Wherever I go in Europe, I seem to see signs outside lifts that say “Do not use the lift in case of fire”. Inevitably, one of the British people standing waiting for the lift to arrive then says “We shouldn’t use this lift, because it might catch fire”. Knowing smiles are exchanged, meaning “Foreigners can’t get English quite right, can they?”
This is another example of the ‘same language false friends’ that I wrote about in another post.

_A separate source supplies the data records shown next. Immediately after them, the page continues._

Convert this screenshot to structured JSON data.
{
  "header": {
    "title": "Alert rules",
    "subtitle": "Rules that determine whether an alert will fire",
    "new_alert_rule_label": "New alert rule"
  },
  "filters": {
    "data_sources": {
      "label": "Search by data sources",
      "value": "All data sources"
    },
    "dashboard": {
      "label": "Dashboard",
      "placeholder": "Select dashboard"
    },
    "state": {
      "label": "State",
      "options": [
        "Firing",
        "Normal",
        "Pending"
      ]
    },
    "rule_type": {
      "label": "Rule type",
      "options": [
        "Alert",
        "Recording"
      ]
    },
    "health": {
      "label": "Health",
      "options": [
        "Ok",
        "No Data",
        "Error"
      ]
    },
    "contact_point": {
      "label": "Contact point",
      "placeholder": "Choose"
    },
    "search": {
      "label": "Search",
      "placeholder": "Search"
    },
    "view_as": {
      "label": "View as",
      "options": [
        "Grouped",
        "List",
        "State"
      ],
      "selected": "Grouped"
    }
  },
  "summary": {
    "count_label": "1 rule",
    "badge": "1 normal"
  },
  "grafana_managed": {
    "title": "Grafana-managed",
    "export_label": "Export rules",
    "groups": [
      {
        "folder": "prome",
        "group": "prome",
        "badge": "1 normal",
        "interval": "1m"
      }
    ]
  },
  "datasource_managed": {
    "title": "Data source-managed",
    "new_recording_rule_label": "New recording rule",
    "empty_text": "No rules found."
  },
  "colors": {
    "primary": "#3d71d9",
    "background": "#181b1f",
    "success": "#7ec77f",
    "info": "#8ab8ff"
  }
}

In US English, there is nothing wrong with the sentence, where “in case” means “if”, so the whole sentence means “Do not use the lift if there is a fire”. In British English, however, “in case” means “against the possibility”: “Do not use the lift because there may be a fire”.
The British English warning should read “In the event of fire, do not use the lift”.